* [Problem to solve]: The records below must be copied in full, exactly as they read.

Top of Study material

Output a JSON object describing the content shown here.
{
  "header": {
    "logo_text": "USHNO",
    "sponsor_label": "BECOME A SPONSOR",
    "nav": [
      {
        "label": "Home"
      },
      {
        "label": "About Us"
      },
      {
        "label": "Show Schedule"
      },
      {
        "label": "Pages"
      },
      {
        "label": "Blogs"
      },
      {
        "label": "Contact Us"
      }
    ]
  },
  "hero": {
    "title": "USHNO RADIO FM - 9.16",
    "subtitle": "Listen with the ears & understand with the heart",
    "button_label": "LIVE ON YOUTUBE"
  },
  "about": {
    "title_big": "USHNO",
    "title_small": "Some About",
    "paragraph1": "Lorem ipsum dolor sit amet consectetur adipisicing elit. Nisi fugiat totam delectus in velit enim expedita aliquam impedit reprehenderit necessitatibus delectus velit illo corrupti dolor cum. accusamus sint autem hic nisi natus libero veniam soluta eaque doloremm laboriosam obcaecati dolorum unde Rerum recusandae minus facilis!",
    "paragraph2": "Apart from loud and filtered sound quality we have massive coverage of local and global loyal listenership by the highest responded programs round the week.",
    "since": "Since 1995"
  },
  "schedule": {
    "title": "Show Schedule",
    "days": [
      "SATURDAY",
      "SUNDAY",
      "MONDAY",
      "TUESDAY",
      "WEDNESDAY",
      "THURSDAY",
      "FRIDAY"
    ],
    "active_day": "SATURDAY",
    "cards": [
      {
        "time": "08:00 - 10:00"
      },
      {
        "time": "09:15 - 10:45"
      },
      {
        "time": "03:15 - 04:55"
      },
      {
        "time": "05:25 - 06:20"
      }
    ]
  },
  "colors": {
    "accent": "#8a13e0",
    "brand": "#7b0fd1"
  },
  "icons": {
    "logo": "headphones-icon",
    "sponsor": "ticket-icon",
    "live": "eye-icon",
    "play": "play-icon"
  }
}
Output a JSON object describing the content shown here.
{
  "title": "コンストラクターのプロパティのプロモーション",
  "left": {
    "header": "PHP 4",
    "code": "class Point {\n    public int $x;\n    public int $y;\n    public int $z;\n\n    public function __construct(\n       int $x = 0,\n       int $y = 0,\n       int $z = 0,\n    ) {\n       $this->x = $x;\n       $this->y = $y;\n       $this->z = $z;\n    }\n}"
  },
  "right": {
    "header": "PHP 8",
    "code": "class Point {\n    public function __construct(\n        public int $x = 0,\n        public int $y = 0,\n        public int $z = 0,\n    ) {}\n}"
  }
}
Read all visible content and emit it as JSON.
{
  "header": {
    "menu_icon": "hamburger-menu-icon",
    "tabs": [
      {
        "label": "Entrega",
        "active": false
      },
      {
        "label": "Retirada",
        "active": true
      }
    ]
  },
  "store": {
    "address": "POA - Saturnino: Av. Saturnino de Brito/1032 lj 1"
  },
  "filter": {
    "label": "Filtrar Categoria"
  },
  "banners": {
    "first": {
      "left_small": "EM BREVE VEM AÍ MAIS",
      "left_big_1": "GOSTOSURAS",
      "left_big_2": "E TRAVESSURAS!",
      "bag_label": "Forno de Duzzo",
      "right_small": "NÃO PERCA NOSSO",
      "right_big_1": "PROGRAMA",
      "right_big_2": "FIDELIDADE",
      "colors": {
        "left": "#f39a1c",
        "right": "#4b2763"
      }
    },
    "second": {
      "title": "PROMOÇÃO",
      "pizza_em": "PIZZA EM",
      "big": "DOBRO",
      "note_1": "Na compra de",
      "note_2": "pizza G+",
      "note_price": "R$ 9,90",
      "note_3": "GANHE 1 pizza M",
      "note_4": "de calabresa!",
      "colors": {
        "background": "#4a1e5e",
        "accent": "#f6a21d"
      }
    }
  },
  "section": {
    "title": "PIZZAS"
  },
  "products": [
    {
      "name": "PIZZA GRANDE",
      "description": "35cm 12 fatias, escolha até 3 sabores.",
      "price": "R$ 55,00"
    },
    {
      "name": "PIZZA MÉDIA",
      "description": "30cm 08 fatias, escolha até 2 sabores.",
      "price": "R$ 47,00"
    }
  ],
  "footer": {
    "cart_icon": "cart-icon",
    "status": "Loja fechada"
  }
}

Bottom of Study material

* [Task answer]:
Output a JSON object describing the content shown here.
{
  "header": {
    "logo_text": "USHNO",
    "sponsor_label": "BECOME A SPONSOR",
    "nav": [
      {
        "label": "Home"
      },
      {
        "label": "About Us"
      },
      {
        "label": "Show Schedule"
      },
      {
        "label": "Pages"
      },
      {
        "label": "Blogs"
      },
      {
        "label": "Contact Us"
      }
    ]
  },
  "hero": {
    "title": "USHNO RADIO FM - 9.16",
    "subtitle": "Listen with the ears & understand with the heart",
    "button_label": "LIVE ON YOUTUBE"
  },
  "about": {
    "title_big": "USHNO",
    "title_small": "Some About",
    "paragraph1": "Lorem ipsum dolor sit amet consectetur adipisicing elit. Nisi fugiat totam delectus in velit enim expedita aliquam impedit reprehenderit necessitatibus delectus velit illo corrupti dolor cum. accusamus sint autem hic nisi natus libero veniam soluta eaque doloremm laboriosam obcaecati dolorum unde Rerum recusandae minus facilis!",
    "paragraph2": "Apart from loud and filtered sound quality we have massive coverage of local and global loyal listenership by the highest responded programs round the week.",
    "since": "Since 1995"
  },
  "schedule": {
    "title": "Show Schedule",
    "days": [
      "SATURDAY",
      "SUNDAY",
      "MONDAY",
      "TUESDAY",
      "WEDNESDAY",
      "THURSDAY",
      "FRIDAY"
    ],
    "active_day": "SATURDAY",
    "cards": [
      {
        "time": "08:00 - 10:00"
      },
      {
        "time": "09:15 - 10:45"
      },
      {
        "time": "03:15 - 04:55"
      },
      {
        "time": "05:25 - 06:20"
      }
    ]
  },
  "colors": {
    "accent": "#8a13e0",
    "brand": "#7b0fd1"
  },
  "icons": {
    "logo": "headphones-icon",
    "sponsor": "ticket-icon",
    "live": "eye-icon",
    "play": "play-icon"
  }
}
Output a JSON object describing the content shown here.
{
  "title": "コンストラクターのプロパティのプロモーション",
  "left": {
    "header": "PHP 4",
    "code": "class Point {\n    public int $x;\n    public int $y;\n    public int $z;\n\n    public function __construct(\n       int $x = 0,\n       int $y = 0,\n       int $z = 0,\n    ) {\n       $this->x = $x;\n       $this->y = $y;\n       $this->z = $z;\n    }\n}"
  },
  "right": {
    "header": "PHP 8",
    "code": "class Point {\n    public function __construct(\n        public int $x = 0,\n        public int $y = 0,\n        public int $z = 0,\n    ) {}\n}"
  }
}
Read all visible content and emit it as JSON.
{
  "header": {
    "menu_icon": "hamburger-menu-icon",
    "tabs": [
      {
        "label": "Entrega",
        "active": false
      },
      {
        "label": "Retirada",
        "active": true
      }
    ]
  },
  "store": {
    "address": "POA - Saturnino: Av. Saturnino de Brito/1032 lj 1"
  },
  "filter": {
    "label": "Filtrar Categoria"
  },
  "banners": {
    "first": {
      "left_small": "EM BREVE VEM AÍ MAIS",
      "left_big_1": "GOSTOSURAS",
      "left_big_2": "E TRAVESSURAS!",
      "bag_label": "Forno de Duzzo",
      "right_small": "NÃO PERCA NOSSO",
      "right_big_1": "PROGRAMA",
      "right_big_2": "FIDELIDADE",
      "colors": {
        "left": "#f39a1c",
        "right": "#4b2763"
      }
    },
    "second": {
      "title": "PROMOÇÃO",
      "pizza_em": "PIZZA EM",
      "big": "DOBRO",
      "note_1": "Na compra de",
      "note_2": "pizza G+",
      "note_price": "R$ 9,90",
      "note_3": "GANHE 1 pizza M",
      "note_4": "de calabresa!",
      "colors": {
        "background": "#4a1e5e",
        "accent": "#f6a21d"
      }
    }
  },
  "section": {
    "title": "PIZZAS"
  },
  "products": [
    {
      "name": "PIZZA GRANDE",
      "description": "35cm 12 fatias, escolha até 3 sabores.",
      "price": "R$ 55,00"
    },
    {
      "name": "PIZZA MÉDIA",
      "description": "30cm 08 fatias, escolha até 2 sabores.",
      "price": "R$ 47,00"
    }
  ],
  "footer": {
    "cart_icon": "cart-icon",
    "status": "Loja fechada"
  }
}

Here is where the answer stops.